Firm name: Bala Consulting Engineers Inc.
Project building name and location: Project Profile: Drexel University URBN Center Westphal College of Media Arts and Design, Philadelphia, PA
Type of building and type of project: School, Retrofit
Project completion date: Fall 2011
Engineering challenges and solutions:
The Westphal College of Media Arts and Design (CoMAD) will soon move to a renovated office building to be known as the URBN Center. Designed in the 1970s by Robert Venturi, the project site is an iconic four-story office building in Philadelphia with limited floor-to-floor heights. In order to meet the program requirements of the College, the core of the building is being removed and four stories will be replaced by six levels surrounding a full height atrium (this is illustrated on slides 6 and 7 of the power point). In addition, the spaces within this core area will house high density areas including classrooms, conference spaces and computer labs. These core spaces cannot be served by more conventional HVAC systems because of the limited floor-to-floor height of 9’- 4”. The design also needed to incorporate best green practices in accordance with the Green Globes rating system.
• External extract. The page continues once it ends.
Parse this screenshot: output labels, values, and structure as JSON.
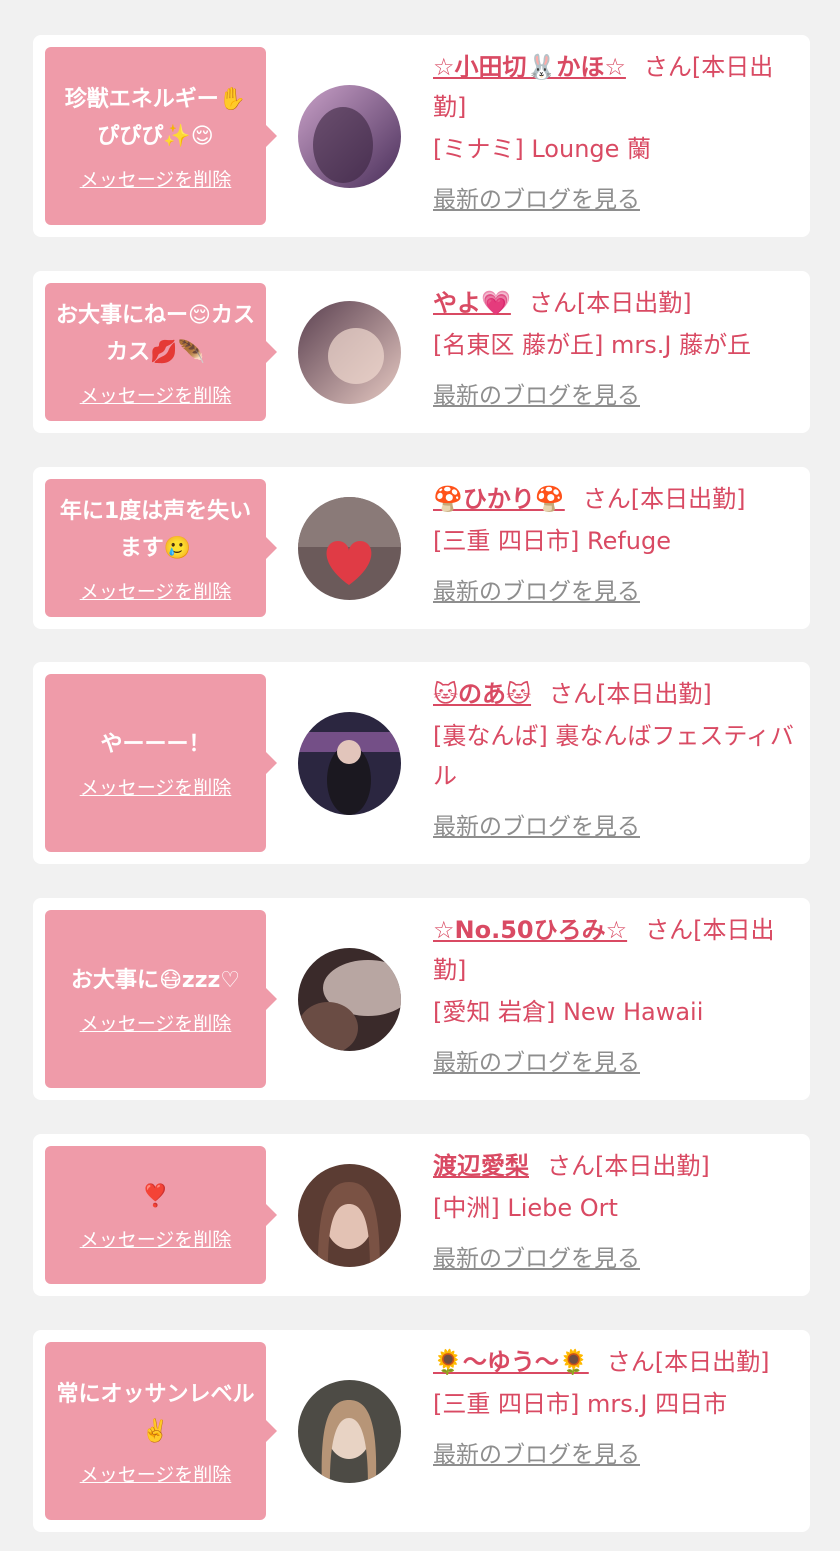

An active chilled beam system coupled with dedicated energy recovery ventilation systems, high efficiency chillers, and high efficiency condensing boilers was designed to serve the building retrofit. This combination allowed for a 25 to 30% reduction in energy usage compared to conventional systems, while providing a system that fit within the tight clearances of the core. Ventilation systems were located near the core area at each of the four corners and horizontal duct distribution was minimized. Multiple penetrations of the steel framing the core allowed the use of smaller ventilation ducts penetrating into each structural bay. The chilled beams were located to utilize the height between the structural members while still maintaining appropriate flow patterns. DDC controllers will constantly survey the temperature conditions within all spaces served by each ventilation system and dynamically adjust either the ventilation air temperature or the control valve position to provide the most cost effective operation. Outside air delivered through the ventilation units can also be used as smoke exhaust makeup at the lowest level via a series of smoke dampers controlled through the fire alarm / smoke control system.